Reached by telephone in Sweden where he contributed to the Intergovernmental Panel on Climate Change (IPCC) report, senior Environment Canada scientist Greg Flato said that even in the best-case scenarios for limiting growth of heat-trapping greenhouse gas emissions, his federal departmentas computer models show average global warming of about two degrees Celsius above pre-industrial levels by 2050. In a report released on Friday, the IPCC said itas likely that temperatures will exceed this two-degree Celsius thresholdAby 2100, though not necessarily by 2050. But it anticipates some scenarios in which warming from 2081 to 2100 could be as little as 0.3 degrees Celsius, relative to the 1986 to 2005 average temperatures, or as high as a maximum of 4.8 degrees Celsius above the temperatures of the 1986 to 2005 period by 2100. Governments from around the world have agreed that the two-degree threshold is a dangerous tipping point for the atmosphere. If temperatures rose by that much, climate change would threaten to disrupt ecosystems and accelerate ongoing rising of sea levels and melting of ice in the Arctic; and would increase the likelihood of extreme weather events, such as longer and more frequent heat waves as well as heavier rainfall in some areas and droughts in other locations. The governments have agreed to slash greenhouse gas emissions to avoid this tipping point asApart of an international commitment made by Prime Minister Stephen Harper and other world leaders at a 2009 summit in Copenhagen, Denmark to protect the planetas environmental and economic systems. While Flato said there were different projections about the impacts of carbon emissions in the atmosphere, he also praised the IPCC process, noting that its mandate was to take a collection of different scientific research and reach a consensus. aOur (Environment Canada) model, in isolation, produces results that are in roughly the two-degree warming range in the mid-century,a he said, describing Environment Canadaas computer modelling centre as a world-class facility. aBut if you look at all the models together, which is the important thing to do, there is a range and that range is important.a Flato, a scientist and manager at the Canadian Centre for Climate Modelling and Analysis in Victoria, B.C., explained that this approach allowed the IPCC to clearly identify areas where the science is not settled, and clearly state the areas of consensus.
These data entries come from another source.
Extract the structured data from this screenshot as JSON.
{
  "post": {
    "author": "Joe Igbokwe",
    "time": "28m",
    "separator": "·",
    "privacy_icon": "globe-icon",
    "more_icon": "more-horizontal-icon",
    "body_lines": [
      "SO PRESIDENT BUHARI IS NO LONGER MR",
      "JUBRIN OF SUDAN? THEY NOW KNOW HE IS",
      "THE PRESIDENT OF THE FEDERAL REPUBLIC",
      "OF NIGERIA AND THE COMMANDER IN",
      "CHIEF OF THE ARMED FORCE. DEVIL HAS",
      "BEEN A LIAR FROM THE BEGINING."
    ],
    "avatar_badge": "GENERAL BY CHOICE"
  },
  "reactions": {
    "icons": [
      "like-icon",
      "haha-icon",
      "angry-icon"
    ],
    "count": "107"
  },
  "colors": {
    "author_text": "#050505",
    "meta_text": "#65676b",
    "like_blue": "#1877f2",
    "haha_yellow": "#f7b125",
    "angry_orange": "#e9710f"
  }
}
Flato also noted that the assessment report of the IPCC demonstrates progress in research identifying the links between specific levels of carbon emissions from human activity and the resulting temperature levels. This could provide governments with information to help them decide how much fossil fuel, such as oil or coal, should be left in the ground and what will happen to temperatures if the energy is consumed. aThatas a new concept and a new result and itas described in this report,a said Flato. aAnd that does provide a way to very simply look at the amount of emissions that could be accepted by the atmosphere for any particularly temperature level.a The panel said greenhouse gas emissions in the atmosphere had reached alevels unprecedented in at least 800,000 yearsa and that it was aextremely likely that human influence has been the dominant cause of the observed warming since the mid-20th century.a The report defines aextremely likelya to mean at least 95-per-cent certainty.